Data records for software interfaces:

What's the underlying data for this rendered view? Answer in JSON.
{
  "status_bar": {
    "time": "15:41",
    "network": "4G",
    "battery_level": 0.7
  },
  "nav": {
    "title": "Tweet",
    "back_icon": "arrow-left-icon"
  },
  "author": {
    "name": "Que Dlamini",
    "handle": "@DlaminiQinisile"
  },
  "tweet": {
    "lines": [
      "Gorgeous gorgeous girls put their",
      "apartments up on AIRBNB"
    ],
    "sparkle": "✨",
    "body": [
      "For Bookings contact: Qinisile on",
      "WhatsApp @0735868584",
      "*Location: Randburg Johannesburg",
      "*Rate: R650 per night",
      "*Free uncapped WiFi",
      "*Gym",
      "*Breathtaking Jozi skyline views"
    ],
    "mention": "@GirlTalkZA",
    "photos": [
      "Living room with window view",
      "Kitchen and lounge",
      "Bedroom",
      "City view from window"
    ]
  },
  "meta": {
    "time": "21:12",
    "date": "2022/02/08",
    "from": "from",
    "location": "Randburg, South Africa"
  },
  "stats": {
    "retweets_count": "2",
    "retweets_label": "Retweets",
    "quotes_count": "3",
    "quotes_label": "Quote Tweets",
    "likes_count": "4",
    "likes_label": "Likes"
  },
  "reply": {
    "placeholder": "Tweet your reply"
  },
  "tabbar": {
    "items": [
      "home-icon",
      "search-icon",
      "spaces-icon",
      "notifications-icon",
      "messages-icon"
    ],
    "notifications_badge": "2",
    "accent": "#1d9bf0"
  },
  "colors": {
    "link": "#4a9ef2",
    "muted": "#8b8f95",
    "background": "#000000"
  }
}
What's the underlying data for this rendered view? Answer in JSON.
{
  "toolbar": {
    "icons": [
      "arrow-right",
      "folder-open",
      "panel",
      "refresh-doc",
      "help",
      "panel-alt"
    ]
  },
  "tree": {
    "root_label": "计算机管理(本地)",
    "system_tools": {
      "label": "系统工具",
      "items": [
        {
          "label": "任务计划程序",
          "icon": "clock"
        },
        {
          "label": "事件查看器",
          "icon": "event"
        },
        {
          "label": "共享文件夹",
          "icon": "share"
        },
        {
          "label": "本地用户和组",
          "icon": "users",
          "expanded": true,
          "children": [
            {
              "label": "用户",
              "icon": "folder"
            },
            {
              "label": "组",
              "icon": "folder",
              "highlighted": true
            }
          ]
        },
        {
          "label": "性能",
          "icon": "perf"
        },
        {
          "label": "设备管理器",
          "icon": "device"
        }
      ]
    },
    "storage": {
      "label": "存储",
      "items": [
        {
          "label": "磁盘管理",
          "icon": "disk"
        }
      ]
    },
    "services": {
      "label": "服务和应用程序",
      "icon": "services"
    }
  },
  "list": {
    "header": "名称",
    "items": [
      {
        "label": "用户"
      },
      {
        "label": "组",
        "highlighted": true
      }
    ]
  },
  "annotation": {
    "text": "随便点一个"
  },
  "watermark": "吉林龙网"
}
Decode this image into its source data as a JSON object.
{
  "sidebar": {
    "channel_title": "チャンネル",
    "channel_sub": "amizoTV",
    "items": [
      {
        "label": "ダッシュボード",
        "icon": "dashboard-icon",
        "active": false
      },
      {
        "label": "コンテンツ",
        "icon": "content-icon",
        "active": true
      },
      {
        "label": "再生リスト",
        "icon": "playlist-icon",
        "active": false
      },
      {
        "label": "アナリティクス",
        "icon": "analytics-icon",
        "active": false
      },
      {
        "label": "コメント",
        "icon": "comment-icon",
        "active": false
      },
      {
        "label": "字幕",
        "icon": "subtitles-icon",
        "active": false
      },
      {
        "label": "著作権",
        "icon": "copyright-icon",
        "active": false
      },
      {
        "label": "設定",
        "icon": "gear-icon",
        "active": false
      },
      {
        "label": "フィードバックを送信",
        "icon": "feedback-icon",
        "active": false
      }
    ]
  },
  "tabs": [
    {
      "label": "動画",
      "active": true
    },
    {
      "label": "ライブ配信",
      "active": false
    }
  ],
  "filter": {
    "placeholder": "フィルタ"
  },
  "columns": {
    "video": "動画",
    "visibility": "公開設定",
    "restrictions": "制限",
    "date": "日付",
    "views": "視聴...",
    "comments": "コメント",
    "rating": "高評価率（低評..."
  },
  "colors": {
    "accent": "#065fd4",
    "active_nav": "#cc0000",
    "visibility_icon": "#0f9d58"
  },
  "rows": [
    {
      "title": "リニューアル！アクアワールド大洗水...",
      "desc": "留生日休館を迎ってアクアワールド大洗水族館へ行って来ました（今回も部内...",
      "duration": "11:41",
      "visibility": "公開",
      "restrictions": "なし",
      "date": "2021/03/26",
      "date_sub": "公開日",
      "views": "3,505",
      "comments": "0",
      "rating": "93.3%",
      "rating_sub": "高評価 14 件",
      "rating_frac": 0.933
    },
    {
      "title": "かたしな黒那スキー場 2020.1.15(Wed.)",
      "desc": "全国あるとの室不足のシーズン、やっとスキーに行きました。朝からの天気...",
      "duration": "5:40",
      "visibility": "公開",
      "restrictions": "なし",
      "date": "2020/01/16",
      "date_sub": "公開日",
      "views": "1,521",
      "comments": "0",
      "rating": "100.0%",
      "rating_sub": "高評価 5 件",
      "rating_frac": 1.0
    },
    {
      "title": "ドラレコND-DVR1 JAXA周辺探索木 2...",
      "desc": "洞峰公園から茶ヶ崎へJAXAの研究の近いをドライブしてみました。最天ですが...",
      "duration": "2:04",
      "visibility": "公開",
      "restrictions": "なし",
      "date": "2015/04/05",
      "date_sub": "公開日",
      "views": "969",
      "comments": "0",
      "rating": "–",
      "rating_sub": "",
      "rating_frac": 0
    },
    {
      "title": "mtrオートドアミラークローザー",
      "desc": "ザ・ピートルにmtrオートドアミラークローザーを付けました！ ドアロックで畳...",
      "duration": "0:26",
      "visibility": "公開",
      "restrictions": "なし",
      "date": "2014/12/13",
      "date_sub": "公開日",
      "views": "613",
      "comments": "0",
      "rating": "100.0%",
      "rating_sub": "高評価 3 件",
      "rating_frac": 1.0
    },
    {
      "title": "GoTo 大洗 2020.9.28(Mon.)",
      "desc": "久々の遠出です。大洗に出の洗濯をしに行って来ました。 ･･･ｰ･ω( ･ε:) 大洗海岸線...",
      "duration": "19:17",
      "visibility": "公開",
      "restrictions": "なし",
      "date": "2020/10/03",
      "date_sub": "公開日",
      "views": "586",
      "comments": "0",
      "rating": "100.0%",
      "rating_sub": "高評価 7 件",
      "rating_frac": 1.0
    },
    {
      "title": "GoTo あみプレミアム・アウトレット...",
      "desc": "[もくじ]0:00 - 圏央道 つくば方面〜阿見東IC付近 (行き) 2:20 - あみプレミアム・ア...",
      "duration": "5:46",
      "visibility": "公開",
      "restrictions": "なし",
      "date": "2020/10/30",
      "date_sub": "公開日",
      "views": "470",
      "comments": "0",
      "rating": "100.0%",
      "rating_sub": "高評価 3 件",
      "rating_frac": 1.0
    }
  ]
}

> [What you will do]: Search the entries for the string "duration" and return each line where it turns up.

> [Task result]:
      "duration": "11:41",
      "duration": "5:40",
      "duration": "2:04",
      "duration": "0:26",
      "duration": "19:17",
      "duration": "5:46",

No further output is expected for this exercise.